> **Activity**: Scan the records and identify every line in which the string "MByte" occurs, then return those lines.

** Opening Input block **

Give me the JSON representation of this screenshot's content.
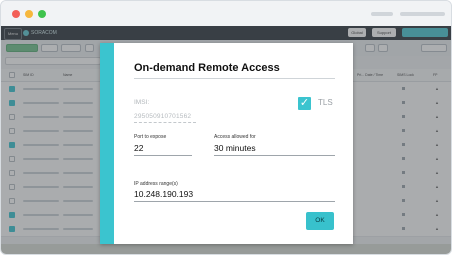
{
  "window": {
    "dots": [
      "#f25f57",
      "#f6b73c",
      "#3fc34d"
    ]
  },
  "nav": {
    "menu_label": "Menu",
    "logo_text": "SORACOM",
    "button_1": "Global",
    "button_2": "Support"
  },
  "table": {
    "headers": [
      "SIM ID",
      "Name",
      "Speed Class",
      "Pri... Date / Time",
      "SIMS Lock",
      "FP"
    ]
  },
  "modal": {
    "title": "On-demand Remote Access",
    "imsi_label": "IMSI:",
    "imsi_value": "295050910701562",
    "tls_label": "TLS",
    "tls_checked": true,
    "port_label": "Port to expose",
    "port_value": "22",
    "access_label": "Access allowed for",
    "access_value": "30 minutes",
    "ip_label": "IP address range(s)",
    "ip_value": "10.248.190.193",
    "ok_label": "OK",
    "accent_color": "#3bc4cf"
  }
}
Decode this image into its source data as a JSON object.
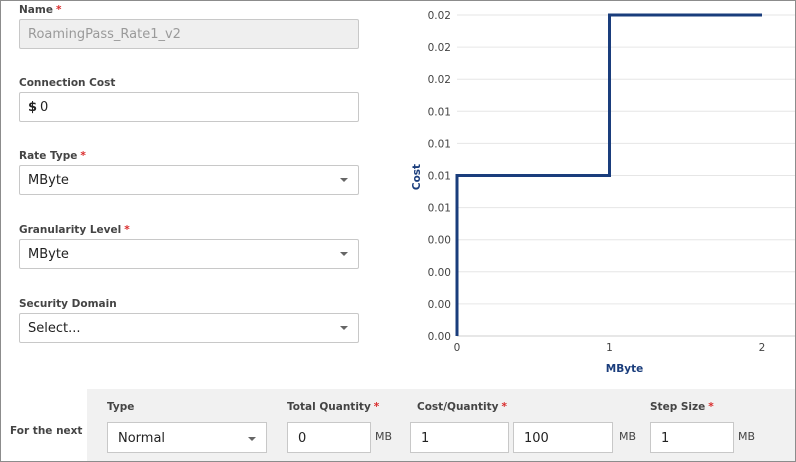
{
  "form": {
    "name_label": "Name",
    "name_value": "RoamingPass_Rate1_v2",
    "connection_cost_label": "Connection Cost",
    "connection_cost_currency": "$",
    "connection_cost_value": "0",
    "rate_type_label": "Rate Type",
    "rate_type_value": "MByte",
    "granularity_label": "Granularity Level",
    "granularity_value": "MByte",
    "security_domain_label": "Security Domain",
    "security_domain_placeholder": "Select...",
    "required_mark": "*"
  },
  "tier": {
    "for_next_label": "For the next",
    "type_label": "Type",
    "type_value": "Normal",
    "total_quantity_label": "Total Quantity",
    "total_quantity_value": "0",
    "total_quantity_unit": "MB",
    "cost_quantity_label": "Cost/Quantity",
    "cost_value": "1",
    "quantity_value": "100",
    "cost_quantity_unit": "MB",
    "step_size_label": "Step Size",
    "step_size_value": "1",
    "step_size_unit": "MB"
  },
  "chart_data": {
    "type": "line",
    "step": true,
    "xlabel": "MByte",
    "ylabel": "Cost",
    "x_ticks": [
      "0",
      "1",
      "2"
    ],
    "y_ticks": [
      "0.00",
      "0.00",
      "0.00",
      "0.00",
      "0.01",
      "0.01",
      "0.01",
      "0.01",
      "0.02",
      "0.02",
      "0.02"
    ],
    "xlim": [
      0,
      2
    ],
    "ylim": [
      0,
      0.02
    ],
    "grid": true,
    "series": [
      {
        "x": [
          0,
          0,
          1,
          1,
          2
        ],
        "y": [
          0,
          0.01,
          0.01,
          0.02,
          0.02
        ],
        "color": "#1a3d7c"
      }
    ]
  }
}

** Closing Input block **

> **Written solution**:
    "rate_type_value": "MByte",
    "granularity_value": "MByte",
    "xlabel": "MByte",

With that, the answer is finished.